Category Archives: tragic politics

‘What Have We Done With Democracy?’ A Decade On, Arab Spring Gains Wither

Tunisia, birthplace of the pro-democracy uprisings that swept the Arab world, now looks to many like a final confirmation of failed promise.”

Sumanta Banerjee: “Embers of the Paris Commune”

“This year we are celebrating the 150th anniversary of the Paris Commune of 1871 – the biggest urban insurrection of the nineteenth century, that led to the setting up of a grass roots based popular government in Paris, albeit for only about two months, before it was crushed by the Versailles troops at the end of May that year. But during that brief period of popular sovereignty, that government – known as the `Commune’, meaning the smallest unit of local governance – laid the foundations of a model of decentralization of power, that has continued to inspire generations all over the world.”

Brian Meeks: “How a Revolution on the Tiny Island of Grenada Shook the World”

Revolutions are, inevitably, fraught periods of great danger and uncertainty. At their moment of triumph, the old order is temporarily prostrate, but there remains great hostility to the new regime both internally and internationally. The chances of initial consolidation and success are slim, and the very act of asserting authority in order to survive becomes the definitive and often negative signature of revolution.”

Adom Getachew interviewed on “The Anti-Colonial Revolution”

Radical post-colonial leaders like Kwame Nkrumah and Julius Nyerere didn’t just want independence — they wanted to break the political and economic order that kept the Global South in subjugation.”

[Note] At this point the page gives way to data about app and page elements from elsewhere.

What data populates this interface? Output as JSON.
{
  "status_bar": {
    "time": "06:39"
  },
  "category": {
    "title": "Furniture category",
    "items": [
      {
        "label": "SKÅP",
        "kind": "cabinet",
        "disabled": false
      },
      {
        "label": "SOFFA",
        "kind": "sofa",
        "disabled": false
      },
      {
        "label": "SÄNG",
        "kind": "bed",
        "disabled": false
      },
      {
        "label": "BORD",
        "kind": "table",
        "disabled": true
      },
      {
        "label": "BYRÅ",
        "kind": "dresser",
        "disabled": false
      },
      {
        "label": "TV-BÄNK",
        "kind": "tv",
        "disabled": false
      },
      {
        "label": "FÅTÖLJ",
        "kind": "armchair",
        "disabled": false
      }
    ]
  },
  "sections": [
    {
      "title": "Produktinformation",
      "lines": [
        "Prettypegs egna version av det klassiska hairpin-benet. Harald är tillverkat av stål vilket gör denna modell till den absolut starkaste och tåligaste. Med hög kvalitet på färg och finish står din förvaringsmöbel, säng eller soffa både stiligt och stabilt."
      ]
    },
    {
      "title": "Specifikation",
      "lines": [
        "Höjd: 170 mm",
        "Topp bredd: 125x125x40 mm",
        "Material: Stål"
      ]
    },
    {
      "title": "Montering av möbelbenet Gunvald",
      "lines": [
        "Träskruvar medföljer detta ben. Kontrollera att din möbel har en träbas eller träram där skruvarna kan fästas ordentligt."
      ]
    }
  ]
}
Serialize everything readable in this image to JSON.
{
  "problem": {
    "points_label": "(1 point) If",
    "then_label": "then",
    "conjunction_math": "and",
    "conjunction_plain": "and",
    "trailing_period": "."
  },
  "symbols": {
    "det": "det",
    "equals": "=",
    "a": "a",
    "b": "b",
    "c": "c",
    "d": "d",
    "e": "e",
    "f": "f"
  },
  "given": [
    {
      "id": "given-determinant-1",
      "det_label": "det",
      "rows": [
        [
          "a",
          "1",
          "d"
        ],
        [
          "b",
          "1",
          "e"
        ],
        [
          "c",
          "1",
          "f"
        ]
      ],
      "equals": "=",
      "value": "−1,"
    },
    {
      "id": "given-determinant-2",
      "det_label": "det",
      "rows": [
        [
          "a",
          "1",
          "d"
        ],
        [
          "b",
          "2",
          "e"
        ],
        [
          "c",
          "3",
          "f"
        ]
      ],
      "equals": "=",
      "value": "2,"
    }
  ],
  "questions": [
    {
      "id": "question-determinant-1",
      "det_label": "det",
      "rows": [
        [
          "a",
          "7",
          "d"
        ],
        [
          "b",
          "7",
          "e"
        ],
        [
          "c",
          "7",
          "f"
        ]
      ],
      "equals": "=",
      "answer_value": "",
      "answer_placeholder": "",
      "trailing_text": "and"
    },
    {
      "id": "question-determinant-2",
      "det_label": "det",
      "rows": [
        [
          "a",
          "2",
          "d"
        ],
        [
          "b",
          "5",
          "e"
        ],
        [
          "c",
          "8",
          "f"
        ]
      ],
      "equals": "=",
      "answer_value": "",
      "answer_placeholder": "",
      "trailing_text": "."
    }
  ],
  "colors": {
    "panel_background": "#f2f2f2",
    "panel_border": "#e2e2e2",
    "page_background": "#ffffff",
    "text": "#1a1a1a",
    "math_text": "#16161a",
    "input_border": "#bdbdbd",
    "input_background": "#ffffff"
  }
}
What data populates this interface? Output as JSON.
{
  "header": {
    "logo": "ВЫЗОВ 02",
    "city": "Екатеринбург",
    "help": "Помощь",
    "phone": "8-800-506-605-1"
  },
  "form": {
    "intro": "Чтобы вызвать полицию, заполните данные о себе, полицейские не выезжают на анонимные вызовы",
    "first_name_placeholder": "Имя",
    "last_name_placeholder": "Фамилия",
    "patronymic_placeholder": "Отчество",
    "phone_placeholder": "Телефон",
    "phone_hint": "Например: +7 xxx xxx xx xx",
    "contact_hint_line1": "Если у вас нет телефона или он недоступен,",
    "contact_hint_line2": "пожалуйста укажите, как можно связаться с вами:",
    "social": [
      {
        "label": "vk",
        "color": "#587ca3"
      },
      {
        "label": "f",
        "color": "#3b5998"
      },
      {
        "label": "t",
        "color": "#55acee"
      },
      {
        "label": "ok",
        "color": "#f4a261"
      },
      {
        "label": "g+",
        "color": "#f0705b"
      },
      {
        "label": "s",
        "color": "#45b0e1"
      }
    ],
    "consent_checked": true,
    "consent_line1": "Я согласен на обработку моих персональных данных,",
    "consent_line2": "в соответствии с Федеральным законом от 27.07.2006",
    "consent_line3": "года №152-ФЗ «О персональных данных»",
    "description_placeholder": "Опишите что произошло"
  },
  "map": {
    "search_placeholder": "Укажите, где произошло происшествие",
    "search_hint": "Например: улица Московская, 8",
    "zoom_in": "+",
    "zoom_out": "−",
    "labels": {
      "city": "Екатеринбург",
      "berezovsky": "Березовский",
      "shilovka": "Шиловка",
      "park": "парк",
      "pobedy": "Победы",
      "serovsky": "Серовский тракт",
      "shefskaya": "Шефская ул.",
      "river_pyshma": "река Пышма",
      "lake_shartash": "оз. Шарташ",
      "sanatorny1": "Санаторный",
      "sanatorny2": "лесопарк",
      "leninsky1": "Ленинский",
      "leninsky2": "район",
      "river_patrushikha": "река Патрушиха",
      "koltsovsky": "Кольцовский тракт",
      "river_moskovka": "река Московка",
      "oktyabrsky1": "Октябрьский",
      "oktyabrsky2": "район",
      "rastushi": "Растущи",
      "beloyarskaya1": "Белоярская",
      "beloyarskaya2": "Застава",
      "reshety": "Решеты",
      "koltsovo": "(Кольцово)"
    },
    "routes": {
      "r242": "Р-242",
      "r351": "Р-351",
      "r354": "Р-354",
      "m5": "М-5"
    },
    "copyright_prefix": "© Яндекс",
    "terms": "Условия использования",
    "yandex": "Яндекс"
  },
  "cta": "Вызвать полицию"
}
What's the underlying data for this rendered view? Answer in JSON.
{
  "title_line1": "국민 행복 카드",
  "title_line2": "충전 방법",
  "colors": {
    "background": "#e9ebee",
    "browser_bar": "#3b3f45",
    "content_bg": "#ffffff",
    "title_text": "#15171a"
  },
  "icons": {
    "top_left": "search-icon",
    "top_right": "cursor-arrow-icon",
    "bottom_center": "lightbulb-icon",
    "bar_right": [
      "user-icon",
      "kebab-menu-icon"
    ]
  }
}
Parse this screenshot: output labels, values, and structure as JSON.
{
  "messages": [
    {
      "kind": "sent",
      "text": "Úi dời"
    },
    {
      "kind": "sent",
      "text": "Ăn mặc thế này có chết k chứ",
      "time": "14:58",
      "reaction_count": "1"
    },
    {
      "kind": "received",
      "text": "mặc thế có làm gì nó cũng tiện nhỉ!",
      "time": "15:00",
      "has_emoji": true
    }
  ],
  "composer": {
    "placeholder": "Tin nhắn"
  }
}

Brecht de Smet: “Egypt’s Decade of Revolution and Counterrevolution”

“The fall of the Egyptian dictator, Hosni Mubarak, ten years ago today, was a triumph for popular mobilization. But the revolutionary forces lacked the political organization and vision needed to head off a counterrevolutionary backlash that restored the authoritarian state’s power.”

Robert Solé: “Ten Years of Hope and Blood”

“But in Lebanon, as in Algeria or Sudan, the game is not over. The same can be said of all the countries that have experienced a “Spring”, however fleeting, followed by a counter-revolution. The Arab peoples now know that it is not enough to overthrow an authoritarian regime to achieve democracy. Elsewhere in the world, the road has always been long and painful. Refusing to despair, the most committed or lucid citizens are trying, in Gramsci’s words, to combine the pessimism of intelligence with the optimism of will.”

“A Decade After the Arab Spring, Autocrats Still Rule the Mideast”

“Ten years later, the collisions between that old order and the popular uprisings across the Middle East in 2011 that became known as the Arab Spring have left much of the region in smoldering ruins.”

“Refusing to forget a revolution: The Arab Spring”

“An event, a revolution, is neither objectively caused so as to be explained, nor subjectively undertaken under some calculus of rational self-interest susceptible to an evaluation based on the success or failure of meeting the chosen ends.”

“Fear and uncertainty as Kyrgyzstan mob rule spreads”

“A power vacuum is threatening to destabilise Kyrgyzstan, which is struggling to come up with legitimate ways of initiating a power transfer following the violent uprising over a disputed parliamentary election result. The euphoria felt after opposition groups seized the parliament building has quickly turned to uncertainty and insecurity.”

“Hopes Fade for New Political Course in Algeria a Year After Popular Uprising”

“The revolt in the streets that began last year, known here as Hirak, initially appeared to signal a new dawn in a country that had been stifled for decades by its huge military. But when the movement’s failure to coalesce around leaders and agree on goals created a vacuum, the remnants of the repressive Algerian state, with its ample security services, stepped in.”